This week in Austerity News:

Mar 10, 2018

Elections in Italy saw more than half of the electorate vote for Euroskeptic, anti-establishment parties on both the left and right. The party taking the largest share of the vote was the leftist Five Star Movement with 32.7%, making it the largest party in parliament. These gains on the left were partially matched by gains on the right as the anti-immigrant and nationalist party The League took 17.4% of the vote, and the Brothers of Italy took 4.4%. The rise of these Euroskeptic parties is in part a response to the countries slow economic recovery since the Great Recession, and the imposition of E.U. austerity policies. On Monday, the League announced its intention to form a coalition with Forza Italia, meaning the right and center-right parties will be the ones to govern.

The U.K. Conservatives have achieved a current accounts surplus. A number of former Conservatives, including David Cameron, George Osborne and Andrew Cooper, have been celebrating this “success” on social media. According to IMF analysis, the UK and Ireland’s “spending first” methods of austerity – closing fiscal gaps through spending cuts – has allowed them to experience faster growth than the rest of western Europe (at least until the Brexit vote). However, as New Statesman special correspondent Stephen Bush points out, the relationship between the fiscal balance sheet and growth ignores key parts of the story. Bush point to the human costs of austerity, the degree of exposure during the crisis, the continued struggles of the Eurozone countries, and the resurgence of the Left under Corbyn to highlight how austerity has not been a successful policy regime.

An IMF blog makes the case that the time may be approaching for governments to start tackling budget deficits.

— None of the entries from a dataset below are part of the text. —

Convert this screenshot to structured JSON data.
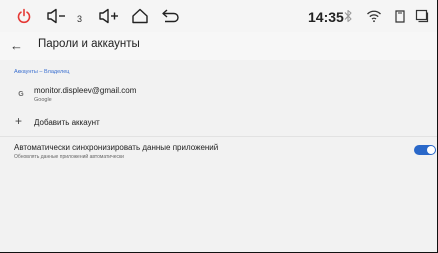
{
  "statusbar": {
    "volume_level": "3",
    "time": "14:35",
    "colors": {
      "power": "#e53935"
    }
  },
  "appbar": {
    "back_icon": "←",
    "title": "Пароли и аккаунты"
  },
  "accounts": {
    "section_label": "Аккаунты – Владелец",
    "items": [
      {
        "email": "monitor.displeev@gmail.com",
        "provider": "Google",
        "icon": "google-icon"
      }
    ],
    "add_label": "Добавить аккаунт"
  },
  "sync": {
    "title": "Автоматически синхронизировать данные приложений",
    "subtitle": "Обновлять данные приложений автоматически",
    "enabled": true,
    "toggle_color": "#2a68c9"
  }
}
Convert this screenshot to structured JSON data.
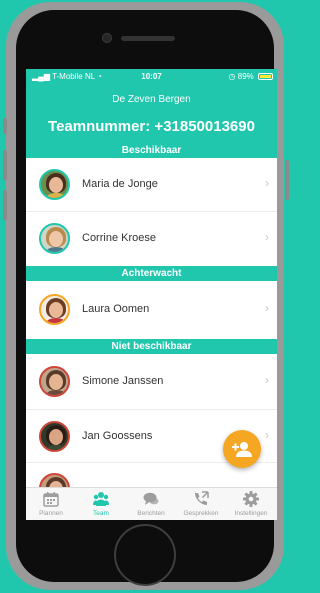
{
  "status": {
    "carrier": "T-Mobile NL",
    "time": "10:07",
    "battery": "89%"
  },
  "header": {
    "subtitle": "De Zeven Bergen",
    "team_number": "Teamnummer: +31850013690"
  },
  "sections": [
    {
      "title": "Beschikbaar",
      "members": [
        {
          "name": "Maria de Jonge"
        },
        {
          "name": "Corrine Kroese"
        }
      ]
    },
    {
      "title": "Achterwacht",
      "members": [
        {
          "name": "Laura Oomen"
        }
      ]
    },
    {
      "title": "Niet beschikbaar",
      "members": [
        {
          "name": "Simone Janssen"
        },
        {
          "name": "Jan Goossens"
        }
      ]
    }
  ],
  "tabs": [
    {
      "label": "Plannen",
      "icon": "calendar-icon"
    },
    {
      "label": "Team",
      "icon": "team-icon",
      "active": true
    },
    {
      "label": "Berichten",
      "icon": "chat-icon"
    },
    {
      "label": "Gesprekken",
      "icon": "phone-call-icon"
    },
    {
      "label": "Instellingen",
      "icon": "gear-icon"
    }
  ],
  "colors": {
    "brand": "#21c7ad",
    "available_ring": "#21c7ad",
    "backup_ring": "#f5a623",
    "unavailable_ring": "#d0453a",
    "fab": "#f5a623"
  }
}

Citing the fact that global economic growth is picking back up for the first time in almost a decade, IMF Assistant Director of Communications Christoph Rosenberg claims that “the time to fix the fiscal roof is now, while the sun is shining.” Rosenberg claims that higher global interest rates could put strain on economies that would have to divert resources from infrastructure and social spending towards servicing the debt. To tackle this risk, and to reduce deficits more generally, Rosenberg suggests simplifying the tax code, broadening the tax base, and improving collection capacities, as well as cutting “unproductive” spending and subsidies.

After a nine-day strike by West Virginia teachers, the state has agreed to the targeted 5% pay increase. On Saturday, the teachers and other service personnel were offered a 4% raise but declined the offer demanding their target of 5%. The strike began February 22 when 20,000 teachers walked off the job demanding higher wages and better benefits, particularly concerning employee health insurance. The strike has had a ripple effect outside of West Virginia, as Oklahoma teachers have said they too are considering walking off the job next month. The West Virginia government has said it will scale back spending by $20 million in cuts to general services and Medicaid to maintain fiscal responsibility.

That's it for this week's Digest! Check back next Friday morning for another edition, or subscribe to our newsletter for a weekly roundup. We'll also Tweet each time we add new content, so you can keep up with our work @AltAusterity and join the #altausterity conversation!